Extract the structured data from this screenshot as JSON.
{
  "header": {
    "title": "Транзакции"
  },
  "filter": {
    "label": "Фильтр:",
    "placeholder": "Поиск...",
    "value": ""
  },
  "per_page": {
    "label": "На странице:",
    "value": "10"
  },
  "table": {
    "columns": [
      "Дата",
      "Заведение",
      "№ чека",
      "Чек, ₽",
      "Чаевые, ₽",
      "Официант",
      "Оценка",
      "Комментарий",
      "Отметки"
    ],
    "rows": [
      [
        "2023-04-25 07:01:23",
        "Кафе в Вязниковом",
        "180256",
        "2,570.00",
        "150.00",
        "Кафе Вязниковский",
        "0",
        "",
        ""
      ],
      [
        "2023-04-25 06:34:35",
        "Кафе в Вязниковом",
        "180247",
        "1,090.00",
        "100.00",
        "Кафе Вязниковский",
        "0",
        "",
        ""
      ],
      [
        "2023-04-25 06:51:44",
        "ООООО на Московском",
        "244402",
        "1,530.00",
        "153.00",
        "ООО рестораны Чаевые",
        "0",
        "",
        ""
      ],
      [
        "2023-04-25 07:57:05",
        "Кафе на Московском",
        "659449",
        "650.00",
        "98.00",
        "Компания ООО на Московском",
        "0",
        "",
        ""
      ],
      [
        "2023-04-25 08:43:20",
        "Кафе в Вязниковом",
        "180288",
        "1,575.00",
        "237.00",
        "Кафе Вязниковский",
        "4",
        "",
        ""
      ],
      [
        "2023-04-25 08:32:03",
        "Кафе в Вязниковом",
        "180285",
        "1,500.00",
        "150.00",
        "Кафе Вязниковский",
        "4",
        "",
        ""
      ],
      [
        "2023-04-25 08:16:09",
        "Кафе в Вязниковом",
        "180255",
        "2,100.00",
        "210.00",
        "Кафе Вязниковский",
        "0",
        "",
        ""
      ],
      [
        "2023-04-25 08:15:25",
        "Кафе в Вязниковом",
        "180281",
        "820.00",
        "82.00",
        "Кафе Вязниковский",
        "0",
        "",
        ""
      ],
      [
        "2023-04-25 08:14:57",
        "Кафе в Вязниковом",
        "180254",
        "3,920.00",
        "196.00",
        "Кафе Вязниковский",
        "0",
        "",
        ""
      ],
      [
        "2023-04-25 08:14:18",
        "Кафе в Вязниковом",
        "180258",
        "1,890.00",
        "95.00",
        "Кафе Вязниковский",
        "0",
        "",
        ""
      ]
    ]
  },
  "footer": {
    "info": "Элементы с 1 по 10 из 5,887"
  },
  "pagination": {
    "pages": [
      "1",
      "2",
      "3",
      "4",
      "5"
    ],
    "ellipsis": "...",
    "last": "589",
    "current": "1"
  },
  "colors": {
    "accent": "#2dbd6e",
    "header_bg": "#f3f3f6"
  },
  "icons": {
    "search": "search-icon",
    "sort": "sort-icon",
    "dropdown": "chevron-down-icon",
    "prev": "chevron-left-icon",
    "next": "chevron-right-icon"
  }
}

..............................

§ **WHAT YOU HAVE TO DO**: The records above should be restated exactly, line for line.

§ **TASK ANSWER**:
Extract the structured data from this screenshot as JSON.
{
  "header": {
    "title": "Транзакции"
  },
  "filter": {
    "label": "Фильтр:",
    "placeholder": "Поиск...",
    "value": ""
  },
  "per_page": {
    "label": "На странице:",
    "value": "10"
  },
  "table": {
    "columns": [
      "Дата",
      "Заведение",
      "№ чека",
      "Чек, ₽",
      "Чаевые, ₽",
      "Официант",
      "Оценка",
      "Комментарий",
      "Отметки"
    ],
    "rows": [
      [
        "2023-04-25 07:01:23",
        "Кафе в Вязниковом",
        "180256",
        "2,570.00",
        "150.00",
        "Кафе Вязниковский",
        "0",
        "",
        ""
      ],
      [
        "2023-04-25 06:34:35",
        "Кафе в Вязниковом",
        "180247",
        "1,090.00",
        "100.00",
        "Кафе Вязниковский",
        "0",
        "",
        ""
      ],
      [
        "2023-04-25 06:51:44",
        "ООООО на Московском",
        "244402",
        "1,530.00",
        "153.00",
        "ООО рестораны Чаевые",
        "0",
        "",
        ""
      ],
      [
        "2023-04-25 07:57:05",
        "Кафе на Московском",
        "659449",
        "650.00",
        "98.00",
        "Компания ООО на Московском",
        "0",
        "",
        ""
      ],
      [
        "2023-04-25 08:43:20",
        "Кафе в Вязниковом",
        "180288",
        "1,575.00",
        "237.00",
        "Кафе Вязниковский",
        "4",
        "",
        ""
      ],
      [
        "2023-04-25 08:32:03",
        "Кафе в Вязниковом",
        "180285",
        "1,500.00",
        "150.00",
        "Кафе Вязниковский",
        "4",
        "",
        ""
      ],
      [
        "2023-04-25 08:16:09",
        "Кафе в Вязниковом",
        "180255",
        "2,100.00",
        "210.00",
        "Кафе Вязниковский",
        "0",
        "",
        ""
      ],
      [
        "2023-04-25 08:15:25",
        "Кафе в Вязниковом",
        "180281",
        "820.00",
        "82.00",
        "Кафе Вязниковский",
        "0",
        "",
        ""
      ],
      [
        "2023-04-25 08:14:57",
        "Кафе в Вязниковом",
        "180254",
        "3,920.00",
        "196.00",
        "Кафе Вязниковский",
        "0",
        "",
        ""
      ],
      [
        "2023-04-25 08:14:18",
        "Кафе в Вязниковом",
        "180258",
        "1,890.00",
        "95.00",
        "Кафе Вязниковский",
        "0",
        "",
        ""
      ]
    ]
  },
  "footer": {
    "info": "Элементы с 1 по 10 из 5,887"
  },
  "pagination": {
    "pages": [
      "1",
      "2",
      "3",
      "4",
      "5"
    ],
    "ellipsis": "...",
    "last": "589",
    "current": "1"
  },
  "colors": {
    "accent": "#2dbd6e",
    "header_bg": "#f3f3f6"
  },
  "icons": {
    "search": "search-icon",
    "sort": "sort-icon",
    "dropdown": "chevron-down-icon",
    "prev": "chevron-left-icon",
    "next": "chevron-right-icon"
  }
}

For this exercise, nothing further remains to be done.